'The club was founded in '53. I went at the end of '59,' O'Brien explained. 'There was Senior hurling and football at the time, and Junior too.'

It was a vibrant scene in the middle of the 20th century with the four clubs in the city, as well as others from Birmingham and Leicester, competing for honours.

St. Finbarr's was the leading club at the time. As well as winning six county hurling titles, the club won two Championship of Britain crowns, the equivalent of the All-Ireland Club title, firstly in 1965, beating Brian Boru's of London, and a year later bettering another club from the capital, St. Gabriel's.

O'Brien was the first Gorey man to head over and join St. Finbarr's, but after a trip back to his native county, to play challenge matches against Naomh Eanna and Faythe Harriers with his adopted club, several others got in touch and joined him in Warwickshire.

As well as himself, Niall Collins, Mick Kennedy, Eoin Kennedy, Ned Doyle, John Heffernan and Mick Murphy all followed from Gorey.

Others who also played for St. Finbarr's included Paddy Hickey, Jack Furlong (Adamstown), Charlie Crowe, Tom Timmons (Ballygarrett) and Jimmy Blanche (New Ross).

The club was also home to several notable names from further afield, with Galway greats Finbarr Gantley and Tommy Joe Gilmore also part of the successful St. Finbarr's team in the sixties.

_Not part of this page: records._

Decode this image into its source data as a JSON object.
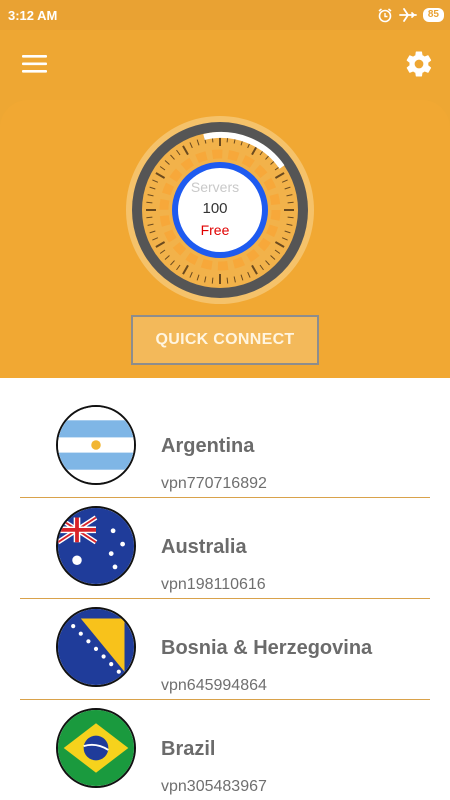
{
  "status_bar": {
    "time": "3:12 AM",
    "battery": "85",
    "icons": [
      "alarm-icon",
      "airplane-mode-icon",
      "battery-icon"
    ]
  },
  "app_bar": {
    "icons": [
      "menu-icon",
      "settings-icon"
    ]
  },
  "gauge": {
    "label": "Servers",
    "count": "100",
    "tier": "Free"
  },
  "quick_connect_label": "QUICK CONNECT",
  "servers": [
    {
      "country": "Argentina",
      "host": "vpn770716892",
      "flag": "argentina-flag"
    },
    {
      "country": "Australia",
      "host": "vpn198110616",
      "flag": "australia-flag"
    },
    {
      "country": "Bosnia & Herzegovina",
      "host": "vpn645994864",
      "flag": "bosnia-herzegovina-flag"
    },
    {
      "country": "Brazil",
      "host": "vpn305483967",
      "flag": "brazil-flag"
    }
  ],
  "colors": {
    "primary": "#eea733",
    "accent_red": "#e00000",
    "ring_blue": "#1e5bf0",
    "divider": "#d9a24b"
  }
}
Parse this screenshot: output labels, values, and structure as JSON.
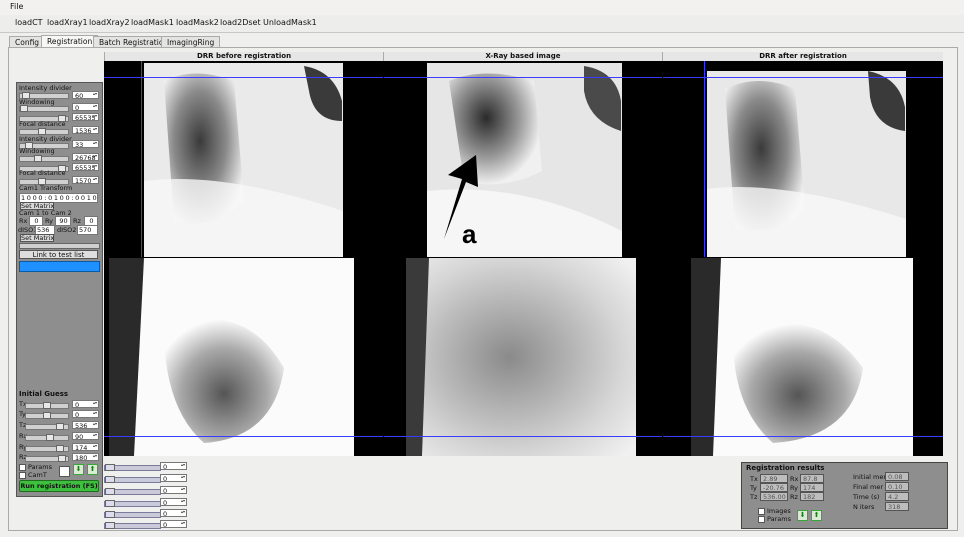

O'Brien himself won an All-Ireland Junior hurling medal with Warwickshire in 1969, beating Kerry in Tralee. In 1970, he played in the Intermediate final against Antrim in Croke Park but lost. He also went on to lose the 1972 Junior final, again with his adopted county, as this time Kerry got their revenge.

'I think it's an ambition every player has to win an All-Ireland,' O'Brien said. 'Another ambition was, I always wanted to play in Croke Park, so the two of them came a year after each other, '69 for the winning one and 1970 for the Intermediate final, even though we lost, I still enjoyed it.'

It has been a struggle for St. Finbarr's in recent years with only under-age and one adult football team remaining. The club has recently moved to new facilities and the committee members, including Wexford man Tom Timmons, are working hard to turn around the recent slide.

Wexford People

Read More

Most Read

Promoted articles

News